• Brief: Copy out all of the data below with no alterations.

• Source material:
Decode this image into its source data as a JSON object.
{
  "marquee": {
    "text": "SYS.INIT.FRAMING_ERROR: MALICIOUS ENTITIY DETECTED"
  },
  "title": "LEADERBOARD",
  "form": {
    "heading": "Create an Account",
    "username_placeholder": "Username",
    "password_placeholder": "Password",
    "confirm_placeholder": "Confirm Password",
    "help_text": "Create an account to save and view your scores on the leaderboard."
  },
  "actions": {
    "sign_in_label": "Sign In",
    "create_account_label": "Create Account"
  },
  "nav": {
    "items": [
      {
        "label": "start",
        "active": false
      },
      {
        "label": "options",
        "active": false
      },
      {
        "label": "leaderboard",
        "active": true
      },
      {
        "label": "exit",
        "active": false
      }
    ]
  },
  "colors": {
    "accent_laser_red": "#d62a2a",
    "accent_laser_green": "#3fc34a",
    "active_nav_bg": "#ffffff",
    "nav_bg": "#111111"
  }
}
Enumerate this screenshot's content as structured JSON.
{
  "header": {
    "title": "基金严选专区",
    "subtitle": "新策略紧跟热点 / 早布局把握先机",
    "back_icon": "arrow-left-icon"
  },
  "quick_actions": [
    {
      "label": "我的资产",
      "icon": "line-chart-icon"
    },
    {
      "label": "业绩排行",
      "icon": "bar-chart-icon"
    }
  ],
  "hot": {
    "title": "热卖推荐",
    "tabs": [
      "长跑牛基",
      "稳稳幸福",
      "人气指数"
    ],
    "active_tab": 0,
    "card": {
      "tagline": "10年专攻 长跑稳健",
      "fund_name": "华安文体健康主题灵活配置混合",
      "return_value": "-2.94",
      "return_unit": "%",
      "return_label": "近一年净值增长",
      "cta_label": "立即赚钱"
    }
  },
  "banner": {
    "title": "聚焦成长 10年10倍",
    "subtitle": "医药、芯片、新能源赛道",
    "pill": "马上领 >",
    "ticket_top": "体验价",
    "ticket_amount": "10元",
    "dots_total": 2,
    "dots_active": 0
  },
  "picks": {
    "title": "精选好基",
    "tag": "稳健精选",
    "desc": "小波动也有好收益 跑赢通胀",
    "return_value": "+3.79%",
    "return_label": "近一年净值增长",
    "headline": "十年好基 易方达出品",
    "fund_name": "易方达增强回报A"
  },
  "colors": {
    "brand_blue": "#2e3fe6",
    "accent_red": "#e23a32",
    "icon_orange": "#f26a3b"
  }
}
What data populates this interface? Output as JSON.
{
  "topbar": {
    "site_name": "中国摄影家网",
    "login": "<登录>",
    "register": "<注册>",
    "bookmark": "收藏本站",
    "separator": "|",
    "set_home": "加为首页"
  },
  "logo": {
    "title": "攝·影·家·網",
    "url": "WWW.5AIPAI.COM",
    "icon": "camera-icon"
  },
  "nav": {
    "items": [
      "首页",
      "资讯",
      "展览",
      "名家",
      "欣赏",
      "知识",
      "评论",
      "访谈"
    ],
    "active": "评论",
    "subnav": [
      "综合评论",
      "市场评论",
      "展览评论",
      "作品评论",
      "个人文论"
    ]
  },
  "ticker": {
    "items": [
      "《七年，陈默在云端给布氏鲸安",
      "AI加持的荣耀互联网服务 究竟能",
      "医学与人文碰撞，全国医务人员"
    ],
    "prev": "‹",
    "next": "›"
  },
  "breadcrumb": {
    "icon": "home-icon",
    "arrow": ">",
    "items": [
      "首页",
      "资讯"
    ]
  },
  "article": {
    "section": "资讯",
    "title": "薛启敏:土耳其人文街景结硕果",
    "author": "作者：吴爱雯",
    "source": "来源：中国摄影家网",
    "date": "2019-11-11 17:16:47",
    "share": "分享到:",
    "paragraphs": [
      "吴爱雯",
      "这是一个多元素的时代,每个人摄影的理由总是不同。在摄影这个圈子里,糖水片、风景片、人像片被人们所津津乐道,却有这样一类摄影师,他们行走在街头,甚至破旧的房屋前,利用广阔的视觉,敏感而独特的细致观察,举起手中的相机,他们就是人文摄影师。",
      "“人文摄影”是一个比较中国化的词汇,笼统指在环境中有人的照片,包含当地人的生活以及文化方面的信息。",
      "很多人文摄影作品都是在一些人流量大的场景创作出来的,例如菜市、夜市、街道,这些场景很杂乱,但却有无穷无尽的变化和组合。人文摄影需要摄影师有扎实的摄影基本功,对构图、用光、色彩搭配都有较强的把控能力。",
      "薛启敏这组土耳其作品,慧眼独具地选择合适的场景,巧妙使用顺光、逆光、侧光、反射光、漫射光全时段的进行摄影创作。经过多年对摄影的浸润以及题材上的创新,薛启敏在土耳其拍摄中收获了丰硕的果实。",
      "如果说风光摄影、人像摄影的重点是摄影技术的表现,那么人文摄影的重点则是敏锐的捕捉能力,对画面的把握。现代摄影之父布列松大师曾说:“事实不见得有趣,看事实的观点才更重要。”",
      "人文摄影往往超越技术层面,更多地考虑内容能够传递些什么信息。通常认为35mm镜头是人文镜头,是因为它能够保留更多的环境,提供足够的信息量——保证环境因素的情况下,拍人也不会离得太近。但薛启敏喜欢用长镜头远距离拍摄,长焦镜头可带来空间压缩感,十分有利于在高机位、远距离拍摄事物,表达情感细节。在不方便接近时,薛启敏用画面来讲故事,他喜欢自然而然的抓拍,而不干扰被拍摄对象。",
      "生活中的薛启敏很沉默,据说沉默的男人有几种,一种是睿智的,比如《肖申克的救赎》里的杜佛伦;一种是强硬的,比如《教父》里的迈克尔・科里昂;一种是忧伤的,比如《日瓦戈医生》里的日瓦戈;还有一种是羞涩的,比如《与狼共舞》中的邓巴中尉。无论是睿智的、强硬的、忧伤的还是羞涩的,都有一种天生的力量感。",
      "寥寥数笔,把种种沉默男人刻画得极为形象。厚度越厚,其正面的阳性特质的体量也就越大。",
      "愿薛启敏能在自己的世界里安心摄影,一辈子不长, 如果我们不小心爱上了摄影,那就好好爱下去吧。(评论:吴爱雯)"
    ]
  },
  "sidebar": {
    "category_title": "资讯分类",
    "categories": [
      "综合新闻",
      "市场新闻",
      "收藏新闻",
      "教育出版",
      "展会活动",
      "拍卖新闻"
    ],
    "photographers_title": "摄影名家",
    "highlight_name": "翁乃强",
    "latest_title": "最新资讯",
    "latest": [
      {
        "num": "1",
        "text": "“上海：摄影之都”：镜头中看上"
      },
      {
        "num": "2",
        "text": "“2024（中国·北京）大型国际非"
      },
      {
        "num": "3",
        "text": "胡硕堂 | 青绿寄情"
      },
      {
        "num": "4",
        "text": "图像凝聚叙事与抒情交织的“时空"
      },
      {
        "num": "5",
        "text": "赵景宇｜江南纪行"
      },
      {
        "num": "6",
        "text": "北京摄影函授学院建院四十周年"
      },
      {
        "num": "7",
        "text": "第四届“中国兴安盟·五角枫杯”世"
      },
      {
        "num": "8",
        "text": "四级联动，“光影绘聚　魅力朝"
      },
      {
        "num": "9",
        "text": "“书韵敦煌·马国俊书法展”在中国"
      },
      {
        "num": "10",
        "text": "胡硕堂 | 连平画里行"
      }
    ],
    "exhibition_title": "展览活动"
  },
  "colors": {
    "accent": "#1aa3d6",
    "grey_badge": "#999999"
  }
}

• Exercise solution:
Decode this image into its source data as a JSON object.
{
  "marquee": {
    "text": "SYS.INIT.FRAMING_ERROR: MALICIOUS ENTITIY DETECTED"
  },
  "title": "LEADERBOARD",
  "form": {
    "heading": "Create an Account",
    "username_placeholder": "Username",
    "password_placeholder": "Password",
    "confirm_placeholder": "Confirm Password",
    "help_text": "Create an account to save and view your scores on the leaderboard."
  },
  "actions": {
    "sign_in_label": "Sign In",
    "create_account_label": "Create Account"
  },
  "nav": {
    "items": [
      {
        "label": "start",
        "active": false
      },
      {
        "label": "options",
        "active": false
      },
      {
        "label": "leaderboard",
        "active": true
      },
      {
        "label": "exit",
        "active": false
      }
    ]
  },
  "colors": {
    "accent_laser_red": "#d62a2a",
    "accent_laser_green": "#3fc34a",
    "active_nav_bg": "#ffffff",
    "nav_bg": "#111111"
  }
}
Enumerate this screenshot's content as structured JSON.
{
  "header": {
    "title": "基金严选专区",
    "subtitle": "新策略紧跟热点 / 早布局把握先机",
    "back_icon": "arrow-left-icon"
  },
  "quick_actions": [
    {
      "label": "我的资产",
      "icon": "line-chart-icon"
    },
    {
      "label": "业绩排行",
      "icon": "bar-chart-icon"
    }
  ],
  "hot": {
    "title": "热卖推荐",
    "tabs": [
      "长跑牛基",
      "稳稳幸福",
      "人气指数"
    ],
    "active_tab": 0,
    "card": {
      "tagline": "10年专攻 长跑稳健",
      "fund_name": "华安文体健康主题灵活配置混合",
      "return_value": "-2.94",
      "return_unit": "%",
      "return_label": "近一年净值增长",
      "cta_label": "立即赚钱"
    }
  },
  "banner": {
    "title": "聚焦成长 10年10倍",
    "subtitle": "医药、芯片、新能源赛道",
    "pill": "马上领 >",
    "ticket_top": "体验价",
    "ticket_amount": "10元",
    "dots_total": 2,
    "dots_active": 0
  },
  "picks": {
    "title": "精选好基",
    "tag": "稳健精选",
    "desc": "小波动也有好收益 跑赢通胀",
    "return_value": "+3.79%",
    "return_label": "近一年净值增长",
    "headline": "十年好基 易方达出品",
    "fund_name": "易方达增强回报A"
  },
  "colors": {
    "brand_blue": "#2e3fe6",
    "accent_red": "#e23a32",
    "icon_orange": "#f26a3b"
  }
}
What data populates this interface? Output as JSON.
{
  "topbar": {
    "site_name": "中国摄影家网",
    "login": "<登录>",
    "register": "<注册>",
    "bookmark": "收藏本站",
    "separator": "|",
    "set_home": "加为首页"
  },
  "logo": {
    "title": "攝·影·家·網",
    "url": "WWW.5AIPAI.COM",
    "icon": "camera-icon"
  },
  "nav": {
    "items": [
      "首页",
      "资讯",
      "展览",
      "名家",
      "欣赏",
      "知识",
      "评论",
      "访谈"
    ],
    "active": "评论",
    "subnav": [
      "综合评论",
      "市场评论",
      "展览评论",
      "作品评论",
      "个人文论"
    ]
  },
  "ticker": {
    "items": [
      "《七年，陈默在云端给布氏鲸安",
      "AI加持的荣耀互联网服务 究竟能",
      "医学与人文碰撞，全国医务人员"
    ],
    "prev": "‹",
    "next": "›"
  },
  "breadcrumb": {
    "icon": "home-icon",
    "arrow": ">",
    "items": [
      "首页",
      "资讯"
    ]
  },
  "article": {
    "section": "资讯",
    "title": "薛启敏:土耳其人文街景结硕果",
    "author": "作者：吴爱雯",
    "source": "来源：中国摄影家网",
    "date": "2019-11-11 17:16:47",
    "share": "分享到:",
    "paragraphs": [
      "吴爱雯",
      "这是一个多元素的时代,每个人摄影的理由总是不同。在摄影这个圈子里,糖水片、风景片、人像片被人们所津津乐道,却有这样一类摄影师,他们行走在街头,甚至破旧的房屋前,利用广阔的视觉,敏感而独特的细致观察,举起手中的相机,他们就是人文摄影师。",
      "“人文摄影”是一个比较中国化的词汇,笼统指在环境中有人的照片,包含当地人的生活以及文化方面的信息。",
      "很多人文摄影作品都是在一些人流量大的场景创作出来的,例如菜市、夜市、街道,这些场景很杂乱,但却有无穷无尽的变化和组合。人文摄影需要摄影师有扎实的摄影基本功,对构图、用光、色彩搭配都有较强的把控能力。",
      "薛启敏这组土耳其作品,慧眼独具地选择合适的场景,巧妙使用顺光、逆光、侧光、反射光、漫射光全时段的进行摄影创作。经过多年对摄影的浸润以及题材上的创新,薛启敏在土耳其拍摄中收获了丰硕的果实。",
      "如果说风光摄影、人像摄影的重点是摄影技术的表现,那么人文摄影的重点则是敏锐的捕捉能力,对画面的把握。现代摄影之父布列松大师曾说:“事实不见得有趣,看事实的观点才更重要。”",
      "人文摄影往往超越技术层面,更多地考虑内容能够传递些什么信息。通常认为35mm镜头是人文镜头,是因为它能够保留更多的环境,提供足够的信息量——保证环境因素的情况下,拍人也不会离得太近。但薛启敏喜欢用长镜头远距离拍摄,长焦镜头可带来空间压缩感,十分有利于在高机位、远距离拍摄事物,表达情感细节。在不方便接近时,薛启敏用画面来讲故事,他喜欢自然而然的抓拍,而不干扰被拍摄对象。",
      "生活中的薛启敏很沉默,据说沉默的男人有几种,一种是睿智的,比如《肖申克的救赎》里的杜佛伦;一种是强硬的,比如《教父》里的迈克尔・科里昂;一种是忧伤的,比如《日瓦戈医生》里的日瓦戈;还有一种是羞涩的,比如《与狼共舞》中的邓巴中尉。无论是睿智的、强硬的、忧伤的还是羞涩的,都有一种天生的力量感。",
      "寥寥数笔,把种种沉默男人刻画得极为形象。厚度越厚,其正面的阳性特质的体量也就越大。",
      "愿薛启敏能在自己的世界里安心摄影,一辈子不长, 如果我们不小心爱上了摄影,那就好好爱下去吧。(评论:吴爱雯)"
    ]
  },
  "sidebar": {
    "category_title": "资讯分类",
    "categories": [
      "综合新闻",
      "市场新闻",
      "收藏新闻",
      "教育出版",
      "展会活动",
      "拍卖新闻"
    ],
    "photographers_title": "摄影名家",
    "highlight_name": "翁乃强",
    "latest_title": "最新资讯",
    "latest": [
      {
        "num": "1",
        "text": "“上海：摄影之都”：镜头中看上"
      },
      {
        "num": "2",
        "text": "“2024（中国·北京）大型国际非"
      },
      {
        "num": "3",
        "text": "胡硕堂 | 青绿寄情"
      },
      {
        "num": "4",
        "text": "图像凝聚叙事与抒情交织的“时空"
      },
      {
        "num": "5",
        "text": "赵景宇｜江南纪行"
      },
      {
        "num": "6",
        "text": "北京摄影函授学院建院四十周年"
      },
      {
        "num": "7",
        "text": "第四届“中国兴安盟·五角枫杯”世"
      },
      {
        "num": "8",
        "text": "四级联动，“光影绘聚　魅力朝"
      },
      {
        "num": "9",
        "text": "“书韵敦煌·马国俊书法展”在中国"
      },
      {
        "num": "10",
        "text": "胡硕堂 | 连平画里行"
      }
    ],
    "exhibition_title": "展览活动"
  },
  "colors": {
    "accent": "#1aa3d6",
    "grey_badge": "#999999"
  }
}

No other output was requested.